▸ ABOUT THIS TASK: Report, in full, each line of the material below in which the string "static" occurs.

▸ DATA:
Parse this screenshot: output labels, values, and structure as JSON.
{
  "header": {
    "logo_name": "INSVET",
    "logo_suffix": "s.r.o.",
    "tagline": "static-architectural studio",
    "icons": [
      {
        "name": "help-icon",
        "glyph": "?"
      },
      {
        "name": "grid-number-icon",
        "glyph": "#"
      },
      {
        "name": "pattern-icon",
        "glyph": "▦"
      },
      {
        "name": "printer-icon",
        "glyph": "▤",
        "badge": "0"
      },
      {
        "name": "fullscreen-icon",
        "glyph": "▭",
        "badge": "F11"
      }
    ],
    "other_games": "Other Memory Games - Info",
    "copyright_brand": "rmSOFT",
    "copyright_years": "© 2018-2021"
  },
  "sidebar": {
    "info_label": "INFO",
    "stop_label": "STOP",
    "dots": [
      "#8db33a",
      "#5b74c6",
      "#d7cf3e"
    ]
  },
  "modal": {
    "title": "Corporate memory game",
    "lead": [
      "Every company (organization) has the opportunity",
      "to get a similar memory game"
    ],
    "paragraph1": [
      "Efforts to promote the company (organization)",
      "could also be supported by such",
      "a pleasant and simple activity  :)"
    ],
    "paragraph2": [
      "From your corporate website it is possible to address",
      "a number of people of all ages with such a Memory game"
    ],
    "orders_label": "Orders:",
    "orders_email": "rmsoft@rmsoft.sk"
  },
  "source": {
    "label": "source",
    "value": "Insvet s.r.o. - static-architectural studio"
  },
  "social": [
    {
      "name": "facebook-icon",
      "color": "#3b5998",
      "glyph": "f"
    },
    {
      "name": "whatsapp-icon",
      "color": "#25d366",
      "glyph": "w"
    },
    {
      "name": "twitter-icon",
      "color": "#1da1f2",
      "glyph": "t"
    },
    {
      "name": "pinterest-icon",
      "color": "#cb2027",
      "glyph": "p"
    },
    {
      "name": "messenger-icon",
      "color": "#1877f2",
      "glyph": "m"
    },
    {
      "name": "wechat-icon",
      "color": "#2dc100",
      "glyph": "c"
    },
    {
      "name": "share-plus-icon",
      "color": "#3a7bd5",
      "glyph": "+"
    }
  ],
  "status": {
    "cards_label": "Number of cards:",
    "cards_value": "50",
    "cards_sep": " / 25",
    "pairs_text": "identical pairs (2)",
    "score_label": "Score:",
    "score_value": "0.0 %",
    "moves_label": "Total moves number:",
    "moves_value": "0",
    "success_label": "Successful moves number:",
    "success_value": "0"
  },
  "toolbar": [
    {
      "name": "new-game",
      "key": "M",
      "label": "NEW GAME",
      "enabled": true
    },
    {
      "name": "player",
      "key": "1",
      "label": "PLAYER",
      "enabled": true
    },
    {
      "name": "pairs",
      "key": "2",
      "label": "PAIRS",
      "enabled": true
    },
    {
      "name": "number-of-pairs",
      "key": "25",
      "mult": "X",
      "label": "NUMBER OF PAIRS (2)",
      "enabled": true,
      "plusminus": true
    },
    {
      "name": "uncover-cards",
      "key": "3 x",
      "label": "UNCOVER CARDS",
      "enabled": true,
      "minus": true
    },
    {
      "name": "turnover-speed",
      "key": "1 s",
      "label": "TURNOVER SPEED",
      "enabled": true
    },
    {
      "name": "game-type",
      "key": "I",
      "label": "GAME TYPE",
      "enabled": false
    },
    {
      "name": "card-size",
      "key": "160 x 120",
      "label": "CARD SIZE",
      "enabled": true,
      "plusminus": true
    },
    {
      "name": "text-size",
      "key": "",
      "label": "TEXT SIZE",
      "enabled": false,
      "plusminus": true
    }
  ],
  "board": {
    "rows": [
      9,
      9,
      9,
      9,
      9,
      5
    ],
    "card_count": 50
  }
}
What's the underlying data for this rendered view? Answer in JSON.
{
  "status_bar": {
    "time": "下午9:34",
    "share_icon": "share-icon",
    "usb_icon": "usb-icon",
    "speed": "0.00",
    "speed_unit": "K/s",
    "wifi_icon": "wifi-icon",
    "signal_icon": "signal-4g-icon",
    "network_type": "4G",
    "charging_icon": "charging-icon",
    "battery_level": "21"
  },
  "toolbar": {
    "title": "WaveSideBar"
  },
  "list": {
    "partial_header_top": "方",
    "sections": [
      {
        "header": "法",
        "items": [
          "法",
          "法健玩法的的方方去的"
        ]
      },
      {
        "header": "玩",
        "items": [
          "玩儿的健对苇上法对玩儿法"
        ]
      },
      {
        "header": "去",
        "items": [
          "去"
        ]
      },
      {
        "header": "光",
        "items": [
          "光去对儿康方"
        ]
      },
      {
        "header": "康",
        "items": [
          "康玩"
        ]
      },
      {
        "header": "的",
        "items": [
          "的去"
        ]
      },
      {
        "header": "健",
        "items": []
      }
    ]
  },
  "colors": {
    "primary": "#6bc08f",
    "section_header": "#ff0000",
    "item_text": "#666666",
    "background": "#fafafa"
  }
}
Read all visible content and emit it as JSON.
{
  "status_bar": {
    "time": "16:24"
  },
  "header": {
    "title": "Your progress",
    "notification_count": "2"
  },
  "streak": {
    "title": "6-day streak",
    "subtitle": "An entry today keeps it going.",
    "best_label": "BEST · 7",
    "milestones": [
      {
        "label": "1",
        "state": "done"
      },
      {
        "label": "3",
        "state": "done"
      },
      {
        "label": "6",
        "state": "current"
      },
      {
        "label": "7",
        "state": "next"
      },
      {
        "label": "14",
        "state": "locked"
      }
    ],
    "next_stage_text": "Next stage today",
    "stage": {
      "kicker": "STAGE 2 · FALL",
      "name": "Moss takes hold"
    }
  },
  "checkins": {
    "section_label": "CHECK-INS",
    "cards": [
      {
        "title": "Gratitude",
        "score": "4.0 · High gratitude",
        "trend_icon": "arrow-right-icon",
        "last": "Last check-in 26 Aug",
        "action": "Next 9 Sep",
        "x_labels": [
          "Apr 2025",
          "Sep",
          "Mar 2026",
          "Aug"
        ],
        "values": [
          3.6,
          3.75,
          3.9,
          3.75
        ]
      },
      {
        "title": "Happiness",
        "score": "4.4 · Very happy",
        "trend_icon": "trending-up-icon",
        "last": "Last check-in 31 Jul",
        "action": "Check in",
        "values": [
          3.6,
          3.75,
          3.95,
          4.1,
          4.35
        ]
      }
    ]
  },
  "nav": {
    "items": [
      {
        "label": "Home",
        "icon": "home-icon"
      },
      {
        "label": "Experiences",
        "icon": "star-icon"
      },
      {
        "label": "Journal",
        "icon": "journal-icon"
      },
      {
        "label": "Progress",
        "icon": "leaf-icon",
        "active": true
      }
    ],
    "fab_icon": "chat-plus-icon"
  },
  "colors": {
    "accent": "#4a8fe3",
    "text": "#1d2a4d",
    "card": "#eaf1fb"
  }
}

▸ ANSWER BELOW:
    "tagline": "static-architectural studio",
    "value": "Insvet s.r.o. - static-architectural studio"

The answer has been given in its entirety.